>>>
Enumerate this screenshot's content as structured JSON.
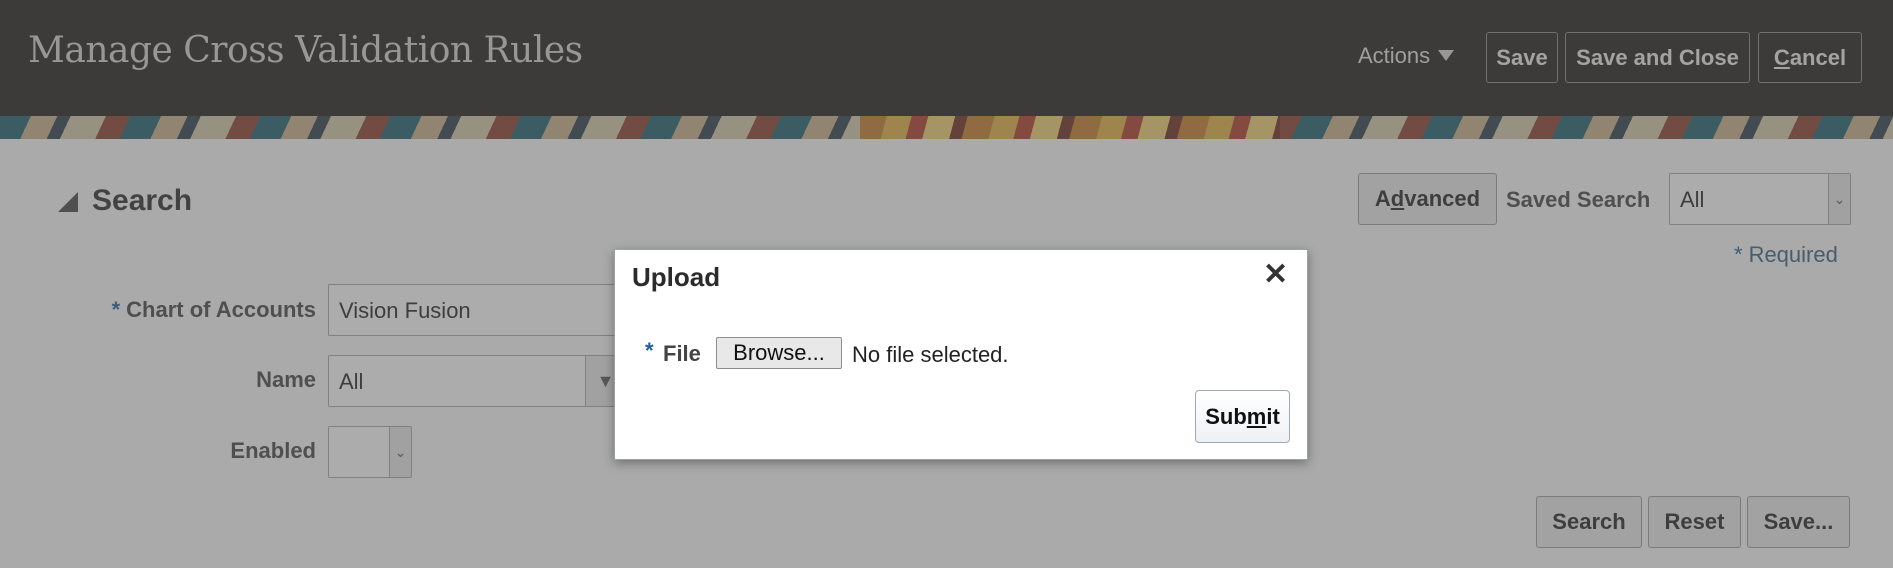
{
  "header": {
    "title": "Manage Cross Validation Rules",
    "actions_label": "Actions",
    "save_label": "Save",
    "save_close_label": "Save and Close",
    "cancel_pre": "",
    "cancel_underlined": "C",
    "cancel_post": "ancel"
  },
  "search": {
    "title": "Search",
    "advanced_pre": "A",
    "advanced_underlined": "d",
    "advanced_post": "vanced",
    "saved_search_label": "Saved Search",
    "saved_search_value": "All",
    "required_star": "*",
    "required_note": "Required",
    "fields": {
      "chart_of_accounts_label": "Chart of Accounts",
      "chart_of_accounts_value": "Vision Fusion",
      "name_label": "Name",
      "name_value": "All",
      "enabled_label": "Enabled",
      "enabled_value": ""
    },
    "search_button": "Search",
    "reset_button": "Reset",
    "save_button": "Save..."
  },
  "dialog": {
    "title": "Upload",
    "close_symbol": "✕",
    "required_star": "*",
    "file_label": "File",
    "browse_label": "Browse...",
    "no_file_text": "No file selected.",
    "submit_pre": "Sub",
    "submit_underlined": "m",
    "submit_post": "it"
  },
  "colors": {
    "header_bg": "#1e1c1a",
    "required_blue": "#1f5fa0",
    "overlay": "rgba(90,90,90,0.5)"
  },
  "icons": {
    "actions_dropdown": "caret-down-icon",
    "disclosure": "triangle-collapse-icon",
    "dialog_close": "close-icon",
    "select_arrow": "chevron-down-icon"
  }
}
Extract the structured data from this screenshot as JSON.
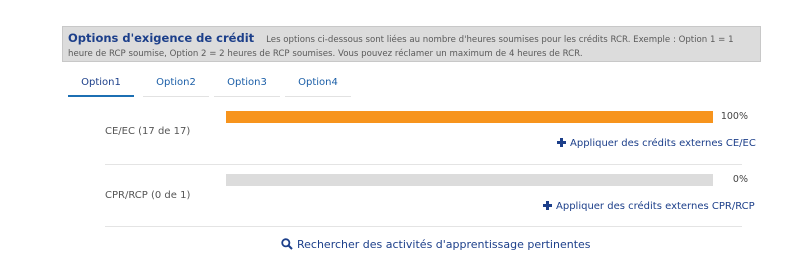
{
  "header": {
    "title": "Options d'exigence de crédit",
    "description": "Les options ci-dessous sont liées au nombre d'heures soumises pour les crédits RCR. Exemple : Option 1 = 1 heure de RCP soumise, Option 2 = 2 heures de RCP soumises. Vous pouvez réclamer un maximum de 4 heures de RCR."
  },
  "tabs": [
    {
      "label": "Option1",
      "active": true
    },
    {
      "label": "Option2",
      "active": false
    },
    {
      "label": "Option3",
      "active": false
    },
    {
      "label": "Option4",
      "active": false
    }
  ],
  "requirements": [
    {
      "label": "CE/EC (17 de 17)",
      "percent_text": "100%",
      "progress": 1.0,
      "link_label": "Appliquer des crédits externes CE/EC"
    },
    {
      "label": "CPR/RCP (0 de 1)",
      "percent_text": "0%",
      "progress": 0.0,
      "link_label": "Appliquer des crédits externes CPR/RCP"
    }
  ],
  "search_link": "Rechercher des activités d'apprentissage pertinentes",
  "colors": {
    "accent": "#1c3f8a",
    "progress_fill": "#f7941d",
    "progress_track": "#dcdcdc",
    "header_bg": "#dcdcdc"
  },
  "icons": {
    "add": "plus-icon",
    "search": "search-icon"
  }
}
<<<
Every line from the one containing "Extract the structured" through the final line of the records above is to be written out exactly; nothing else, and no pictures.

Extract the structured data from this screenshot as JSON.
{
  "header": {
    "title": "Options d'exigence de crédit",
    "description": "Les options ci-dessous sont liées au nombre d'heures soumises pour les crédits RCR. Exemple : Option 1 = 1 heure de RCP soumise, Option 2 = 2 heures de RCP soumises. Vous pouvez réclamer un maximum de 4 heures de RCR."
  },
  "tabs": [
    {
      "label": "Option1",
      "active": true
    },
    {
      "label": "Option2",
      "active": false
    },
    {
      "label": "Option3",
      "active": false
    },
    {
      "label": "Option4",
      "active": false
    }
  ],
  "requirements": [
    {
      "label": "CE/EC (17 de 17)",
      "percent_text": "100%",
      "progress": 1.0,
      "link_label": "Appliquer des crédits externes CE/EC"
    },
    {
      "label": "CPR/RCP (0 de 1)",
      "percent_text": "0%",
      "progress": 0.0,
      "link_label": "Appliquer des crédits externes CPR/RCP"
    }
  ],
  "search_link": "Rechercher des activités d'apprentissage pertinentes",
  "colors": {
    "accent": "#1c3f8a",
    "progress_fill": "#f7941d",
    "progress_track": "#dcdcdc",
    "header_bg": "#dcdcdc"
  },
  "icons": {
    "add": "plus-icon",
    "search": "search-icon"
  }
}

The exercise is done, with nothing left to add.